Miss Seward's Letters are far more interesting, and do her in uch more credit than her Poetry. It was her good fortune to move in a very exalted sphere, and, (if measured by the only proper standard, mind) to enjoy the noblest society. Fron a correspondent so circumstanced, the merest diary could not be dull; the matter must impart some animation to the style. Nor could the task be difficult, as it seems to require little more than to see, hear, and remember. But Miss Seward may aspire to much higher praise; she was evidently gifted with talent to profit by the enviable advantages she enjoyed, no less than
taste duly to appreciate them.

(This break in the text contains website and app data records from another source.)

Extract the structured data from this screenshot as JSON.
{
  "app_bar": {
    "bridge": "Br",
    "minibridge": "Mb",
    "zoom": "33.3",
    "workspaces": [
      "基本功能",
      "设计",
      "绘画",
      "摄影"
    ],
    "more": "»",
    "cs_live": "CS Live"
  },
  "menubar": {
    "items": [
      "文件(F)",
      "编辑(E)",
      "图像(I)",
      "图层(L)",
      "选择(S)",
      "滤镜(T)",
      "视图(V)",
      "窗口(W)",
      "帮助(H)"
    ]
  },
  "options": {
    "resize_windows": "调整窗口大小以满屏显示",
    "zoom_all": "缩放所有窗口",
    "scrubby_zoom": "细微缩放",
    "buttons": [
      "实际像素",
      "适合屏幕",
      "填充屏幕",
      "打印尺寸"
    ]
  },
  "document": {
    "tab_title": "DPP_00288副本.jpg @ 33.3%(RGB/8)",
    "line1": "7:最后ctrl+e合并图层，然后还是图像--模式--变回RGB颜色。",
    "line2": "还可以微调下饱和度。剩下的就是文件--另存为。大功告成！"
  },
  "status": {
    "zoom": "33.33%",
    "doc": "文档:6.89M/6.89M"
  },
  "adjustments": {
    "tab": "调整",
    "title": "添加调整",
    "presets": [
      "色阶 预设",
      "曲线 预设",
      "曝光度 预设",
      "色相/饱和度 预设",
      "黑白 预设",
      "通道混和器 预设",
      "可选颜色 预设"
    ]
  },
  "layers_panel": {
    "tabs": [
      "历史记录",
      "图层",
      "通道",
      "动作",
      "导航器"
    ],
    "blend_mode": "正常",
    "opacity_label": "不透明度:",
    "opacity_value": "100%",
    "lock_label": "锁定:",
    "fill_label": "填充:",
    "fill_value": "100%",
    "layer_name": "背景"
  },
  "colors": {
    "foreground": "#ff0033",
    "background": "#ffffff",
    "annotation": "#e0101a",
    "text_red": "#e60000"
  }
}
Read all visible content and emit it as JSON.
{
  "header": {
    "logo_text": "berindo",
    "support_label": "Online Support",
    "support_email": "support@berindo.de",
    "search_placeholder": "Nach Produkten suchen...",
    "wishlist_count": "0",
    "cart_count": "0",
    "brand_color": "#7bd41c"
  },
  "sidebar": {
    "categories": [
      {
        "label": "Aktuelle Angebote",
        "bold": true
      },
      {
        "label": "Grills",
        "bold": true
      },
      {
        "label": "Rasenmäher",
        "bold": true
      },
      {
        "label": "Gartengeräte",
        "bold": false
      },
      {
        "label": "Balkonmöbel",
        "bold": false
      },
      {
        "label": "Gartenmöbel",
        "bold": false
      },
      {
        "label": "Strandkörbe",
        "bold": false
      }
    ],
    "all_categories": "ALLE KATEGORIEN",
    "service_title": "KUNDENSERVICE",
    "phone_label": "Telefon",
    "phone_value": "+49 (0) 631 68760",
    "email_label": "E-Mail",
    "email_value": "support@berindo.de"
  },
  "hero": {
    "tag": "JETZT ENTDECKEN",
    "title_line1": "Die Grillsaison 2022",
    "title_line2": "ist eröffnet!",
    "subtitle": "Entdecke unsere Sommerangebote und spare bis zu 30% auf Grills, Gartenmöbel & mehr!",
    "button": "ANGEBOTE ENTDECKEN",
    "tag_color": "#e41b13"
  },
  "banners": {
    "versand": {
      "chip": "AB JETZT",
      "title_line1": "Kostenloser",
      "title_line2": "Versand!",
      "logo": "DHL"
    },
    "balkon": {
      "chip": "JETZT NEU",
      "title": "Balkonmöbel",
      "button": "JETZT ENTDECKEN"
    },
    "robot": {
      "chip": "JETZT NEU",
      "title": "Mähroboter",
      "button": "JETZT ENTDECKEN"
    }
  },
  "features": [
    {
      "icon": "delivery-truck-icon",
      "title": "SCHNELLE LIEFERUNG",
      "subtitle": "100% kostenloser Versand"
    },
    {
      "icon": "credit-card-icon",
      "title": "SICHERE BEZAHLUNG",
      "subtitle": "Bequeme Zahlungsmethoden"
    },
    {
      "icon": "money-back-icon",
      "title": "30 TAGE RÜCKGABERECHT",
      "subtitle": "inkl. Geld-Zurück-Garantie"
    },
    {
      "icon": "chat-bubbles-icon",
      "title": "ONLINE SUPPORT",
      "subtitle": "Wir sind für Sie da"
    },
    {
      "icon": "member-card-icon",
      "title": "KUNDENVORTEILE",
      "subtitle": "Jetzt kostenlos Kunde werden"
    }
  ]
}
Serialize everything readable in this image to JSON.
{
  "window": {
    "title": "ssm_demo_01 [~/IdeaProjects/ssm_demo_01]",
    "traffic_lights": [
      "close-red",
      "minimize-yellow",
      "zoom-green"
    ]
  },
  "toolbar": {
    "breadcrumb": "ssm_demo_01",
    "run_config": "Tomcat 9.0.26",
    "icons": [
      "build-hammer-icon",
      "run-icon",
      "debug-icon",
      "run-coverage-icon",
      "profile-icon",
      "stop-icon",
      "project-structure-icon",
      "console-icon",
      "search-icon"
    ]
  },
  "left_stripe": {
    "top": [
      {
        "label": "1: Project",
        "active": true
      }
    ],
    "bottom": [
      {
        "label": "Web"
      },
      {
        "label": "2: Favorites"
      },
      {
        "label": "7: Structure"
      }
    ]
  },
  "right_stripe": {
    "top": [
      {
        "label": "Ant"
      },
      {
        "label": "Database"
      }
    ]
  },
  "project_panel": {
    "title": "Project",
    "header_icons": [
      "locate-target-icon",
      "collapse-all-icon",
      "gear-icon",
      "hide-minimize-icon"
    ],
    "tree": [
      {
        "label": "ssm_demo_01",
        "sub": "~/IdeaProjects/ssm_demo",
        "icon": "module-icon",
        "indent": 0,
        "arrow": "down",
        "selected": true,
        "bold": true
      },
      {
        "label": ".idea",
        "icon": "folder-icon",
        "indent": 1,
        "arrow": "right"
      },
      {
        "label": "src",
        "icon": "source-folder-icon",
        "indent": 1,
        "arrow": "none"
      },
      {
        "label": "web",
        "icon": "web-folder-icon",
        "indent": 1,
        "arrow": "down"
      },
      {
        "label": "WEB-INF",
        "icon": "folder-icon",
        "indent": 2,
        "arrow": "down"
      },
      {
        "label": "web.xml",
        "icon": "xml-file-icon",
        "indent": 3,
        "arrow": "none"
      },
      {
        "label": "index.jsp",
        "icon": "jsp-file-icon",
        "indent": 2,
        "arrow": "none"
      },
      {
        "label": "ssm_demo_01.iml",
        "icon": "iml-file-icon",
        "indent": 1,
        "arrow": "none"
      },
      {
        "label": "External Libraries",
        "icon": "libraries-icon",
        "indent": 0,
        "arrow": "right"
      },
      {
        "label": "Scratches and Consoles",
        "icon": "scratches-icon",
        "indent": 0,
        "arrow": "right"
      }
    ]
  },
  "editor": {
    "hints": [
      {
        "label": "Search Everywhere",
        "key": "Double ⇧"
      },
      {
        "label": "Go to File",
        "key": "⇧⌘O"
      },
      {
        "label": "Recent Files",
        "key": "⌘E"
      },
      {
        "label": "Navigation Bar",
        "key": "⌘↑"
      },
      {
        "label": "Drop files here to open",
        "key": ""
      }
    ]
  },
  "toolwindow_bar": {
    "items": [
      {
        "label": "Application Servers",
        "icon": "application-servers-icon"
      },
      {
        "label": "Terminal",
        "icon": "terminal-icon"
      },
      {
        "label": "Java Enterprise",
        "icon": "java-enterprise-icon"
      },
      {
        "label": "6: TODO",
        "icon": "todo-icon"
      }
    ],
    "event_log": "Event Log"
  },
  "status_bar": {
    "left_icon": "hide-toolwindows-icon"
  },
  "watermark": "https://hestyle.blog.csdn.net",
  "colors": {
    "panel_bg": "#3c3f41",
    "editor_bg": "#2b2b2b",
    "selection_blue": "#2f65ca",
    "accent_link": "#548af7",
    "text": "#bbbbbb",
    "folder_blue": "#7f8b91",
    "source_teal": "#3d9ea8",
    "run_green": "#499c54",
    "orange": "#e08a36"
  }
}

She is not so much a recorder, as an actor in the scene; the equal, and the friend of wits, not the dependent retailer of their witticisms ; a Gem, that could reflect the flashes by which she was illuminated.
Page 10. With the free spirit of a youthful Knight.”
I have heard that the Jailor of the Temple in Paris had formed so high an opinion of English honor and courage, as he saw them embodied in the person of his prisoner, that he has declared that if Sir Sidney knew that he was to be executed at one, and had requested permission to walk unattended through the streets of Paris at twelve, he should have granted the request, on receiving Sir Sidney's bare word that he would return. One chief merit of the stratagem by which Sir Sydney escaped was, that while it liberated his body, it secured his honour. Poor Phillippeaux, the heroic friend and deliverer of Sir Sidney, died from fatigue, in the campaign of Egypt. Amidst the cold and calculating selfishness of modern times, an instance of such chivalrous and disinterested attachment, refreshes us like an Oasis in the desert.
An attempt of a similar nature was lately made by two young Americans, equal to the one to which I have alluded in its heroism, but not in its success. Having a very slight and remote acquaintance with Fayette, but deeply impressed with an esteem for his character, they determined to undertake his liberation from his horrid imprisonment at Olmutz. Their fortunes and their lives became a secondary considera. tion. They took lodgings near his prison, and gradually insinuated themselves ir to the good graces of the Keeper. A few cursory questions concerning the prisoners naturally introduced the name of Fayette. They commisserated his hard fate, and found that the Keeper syınpathized with them. In the course of conversation, they discovered that Monsieur F.
permitted to walk at stated hours on the ramparts, guarded by a